▸ **EXERCISE DESCRIPTION**
Check each line of the listing for the word "apps" and report the ones that have it.

Content starts

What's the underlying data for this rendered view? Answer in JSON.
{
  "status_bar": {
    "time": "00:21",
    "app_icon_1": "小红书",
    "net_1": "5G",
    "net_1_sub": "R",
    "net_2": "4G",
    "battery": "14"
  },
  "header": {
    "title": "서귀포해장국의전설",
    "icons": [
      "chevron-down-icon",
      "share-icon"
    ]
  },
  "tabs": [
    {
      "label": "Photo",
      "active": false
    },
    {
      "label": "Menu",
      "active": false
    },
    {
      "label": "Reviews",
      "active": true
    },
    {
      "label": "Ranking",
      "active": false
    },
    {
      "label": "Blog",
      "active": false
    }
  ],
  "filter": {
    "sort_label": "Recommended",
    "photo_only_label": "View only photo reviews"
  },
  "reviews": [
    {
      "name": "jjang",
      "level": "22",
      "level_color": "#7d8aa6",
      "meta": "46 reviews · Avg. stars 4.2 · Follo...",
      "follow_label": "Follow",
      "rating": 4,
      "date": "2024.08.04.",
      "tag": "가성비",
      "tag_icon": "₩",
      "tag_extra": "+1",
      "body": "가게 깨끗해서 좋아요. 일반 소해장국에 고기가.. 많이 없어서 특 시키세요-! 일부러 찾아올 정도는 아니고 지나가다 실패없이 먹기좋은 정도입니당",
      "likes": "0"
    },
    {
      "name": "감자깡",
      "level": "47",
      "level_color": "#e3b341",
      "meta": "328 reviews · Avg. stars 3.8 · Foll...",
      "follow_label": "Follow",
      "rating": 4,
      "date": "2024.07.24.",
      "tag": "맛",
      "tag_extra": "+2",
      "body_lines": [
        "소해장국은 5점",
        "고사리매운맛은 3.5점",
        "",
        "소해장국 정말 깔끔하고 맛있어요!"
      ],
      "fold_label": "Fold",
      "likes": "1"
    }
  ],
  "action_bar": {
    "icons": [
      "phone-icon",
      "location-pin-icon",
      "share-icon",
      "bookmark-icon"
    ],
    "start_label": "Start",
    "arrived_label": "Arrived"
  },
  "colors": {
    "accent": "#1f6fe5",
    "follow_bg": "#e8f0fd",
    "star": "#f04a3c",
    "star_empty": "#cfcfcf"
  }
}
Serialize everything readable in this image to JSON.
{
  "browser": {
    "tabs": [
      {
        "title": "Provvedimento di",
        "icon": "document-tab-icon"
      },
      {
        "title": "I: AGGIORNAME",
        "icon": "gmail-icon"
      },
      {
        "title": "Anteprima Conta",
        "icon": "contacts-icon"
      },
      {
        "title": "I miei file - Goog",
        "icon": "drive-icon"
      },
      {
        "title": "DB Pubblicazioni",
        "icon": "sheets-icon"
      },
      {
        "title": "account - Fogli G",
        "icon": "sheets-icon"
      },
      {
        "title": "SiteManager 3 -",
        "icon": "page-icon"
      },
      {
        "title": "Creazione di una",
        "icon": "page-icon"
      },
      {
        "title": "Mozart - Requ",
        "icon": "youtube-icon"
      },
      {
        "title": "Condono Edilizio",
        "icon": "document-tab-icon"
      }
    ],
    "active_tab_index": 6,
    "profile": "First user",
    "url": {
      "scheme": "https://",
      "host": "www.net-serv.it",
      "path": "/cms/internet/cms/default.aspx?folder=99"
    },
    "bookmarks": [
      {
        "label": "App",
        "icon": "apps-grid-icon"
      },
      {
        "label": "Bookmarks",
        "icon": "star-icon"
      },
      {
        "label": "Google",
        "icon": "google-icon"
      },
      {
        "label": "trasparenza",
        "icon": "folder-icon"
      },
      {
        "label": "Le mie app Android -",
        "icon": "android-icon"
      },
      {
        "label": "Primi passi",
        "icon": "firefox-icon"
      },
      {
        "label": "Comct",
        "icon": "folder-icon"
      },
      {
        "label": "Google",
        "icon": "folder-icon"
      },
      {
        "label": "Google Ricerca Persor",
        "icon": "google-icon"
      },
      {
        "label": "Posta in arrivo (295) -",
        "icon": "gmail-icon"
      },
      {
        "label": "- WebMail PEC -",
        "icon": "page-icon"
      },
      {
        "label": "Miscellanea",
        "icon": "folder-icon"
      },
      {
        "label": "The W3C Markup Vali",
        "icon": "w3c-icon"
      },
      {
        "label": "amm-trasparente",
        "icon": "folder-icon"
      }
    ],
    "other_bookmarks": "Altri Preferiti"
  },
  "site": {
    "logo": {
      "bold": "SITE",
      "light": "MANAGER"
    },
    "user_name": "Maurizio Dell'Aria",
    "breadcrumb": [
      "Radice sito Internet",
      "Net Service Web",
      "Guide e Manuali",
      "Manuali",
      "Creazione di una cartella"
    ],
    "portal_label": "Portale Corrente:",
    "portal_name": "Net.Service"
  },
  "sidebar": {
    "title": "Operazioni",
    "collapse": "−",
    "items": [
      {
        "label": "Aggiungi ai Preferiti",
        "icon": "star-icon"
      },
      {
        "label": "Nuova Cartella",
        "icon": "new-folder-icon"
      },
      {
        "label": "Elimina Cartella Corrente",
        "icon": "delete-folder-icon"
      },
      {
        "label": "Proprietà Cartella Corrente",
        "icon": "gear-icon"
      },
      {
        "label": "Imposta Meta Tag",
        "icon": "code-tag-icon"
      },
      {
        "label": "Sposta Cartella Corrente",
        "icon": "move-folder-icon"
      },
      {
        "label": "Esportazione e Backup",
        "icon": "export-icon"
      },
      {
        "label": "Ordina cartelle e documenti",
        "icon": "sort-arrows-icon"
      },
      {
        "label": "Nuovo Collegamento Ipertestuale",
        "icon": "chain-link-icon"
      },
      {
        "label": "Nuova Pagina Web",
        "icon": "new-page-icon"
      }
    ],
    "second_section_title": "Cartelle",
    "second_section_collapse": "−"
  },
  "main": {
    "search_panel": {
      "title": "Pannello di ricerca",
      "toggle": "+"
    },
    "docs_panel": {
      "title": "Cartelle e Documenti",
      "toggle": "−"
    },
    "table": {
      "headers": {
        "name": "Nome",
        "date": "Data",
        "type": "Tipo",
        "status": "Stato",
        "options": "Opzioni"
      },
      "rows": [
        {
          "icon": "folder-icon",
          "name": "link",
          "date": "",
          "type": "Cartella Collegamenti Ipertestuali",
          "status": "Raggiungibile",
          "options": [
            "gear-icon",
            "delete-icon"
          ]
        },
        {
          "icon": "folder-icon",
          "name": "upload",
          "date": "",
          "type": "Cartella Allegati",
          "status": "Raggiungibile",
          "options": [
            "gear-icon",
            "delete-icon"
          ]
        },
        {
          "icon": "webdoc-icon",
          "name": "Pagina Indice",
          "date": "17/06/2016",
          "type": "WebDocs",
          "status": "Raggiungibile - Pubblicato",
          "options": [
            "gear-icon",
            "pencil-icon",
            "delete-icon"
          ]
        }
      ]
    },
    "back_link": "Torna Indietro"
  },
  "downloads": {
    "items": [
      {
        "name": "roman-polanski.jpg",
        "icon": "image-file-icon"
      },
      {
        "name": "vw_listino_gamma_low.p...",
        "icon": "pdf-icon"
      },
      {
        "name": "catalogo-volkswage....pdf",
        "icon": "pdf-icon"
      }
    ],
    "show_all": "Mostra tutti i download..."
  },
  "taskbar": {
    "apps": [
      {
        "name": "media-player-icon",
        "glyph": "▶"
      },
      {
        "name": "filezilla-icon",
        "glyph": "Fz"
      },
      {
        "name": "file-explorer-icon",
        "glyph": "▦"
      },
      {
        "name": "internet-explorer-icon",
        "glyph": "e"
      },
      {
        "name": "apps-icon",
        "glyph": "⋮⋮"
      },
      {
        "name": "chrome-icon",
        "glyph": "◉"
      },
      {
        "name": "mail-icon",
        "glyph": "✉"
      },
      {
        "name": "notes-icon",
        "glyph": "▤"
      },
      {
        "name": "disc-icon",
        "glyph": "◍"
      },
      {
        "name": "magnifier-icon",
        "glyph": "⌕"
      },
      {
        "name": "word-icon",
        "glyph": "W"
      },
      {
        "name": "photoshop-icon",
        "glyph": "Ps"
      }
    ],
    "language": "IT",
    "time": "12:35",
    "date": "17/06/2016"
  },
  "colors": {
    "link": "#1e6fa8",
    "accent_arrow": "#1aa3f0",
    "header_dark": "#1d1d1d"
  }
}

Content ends

▸ **SOLUTION TO THE EXERCISE**
        "icon": "apps-grid-icon"
    "apps": [
        "name": "apps-icon",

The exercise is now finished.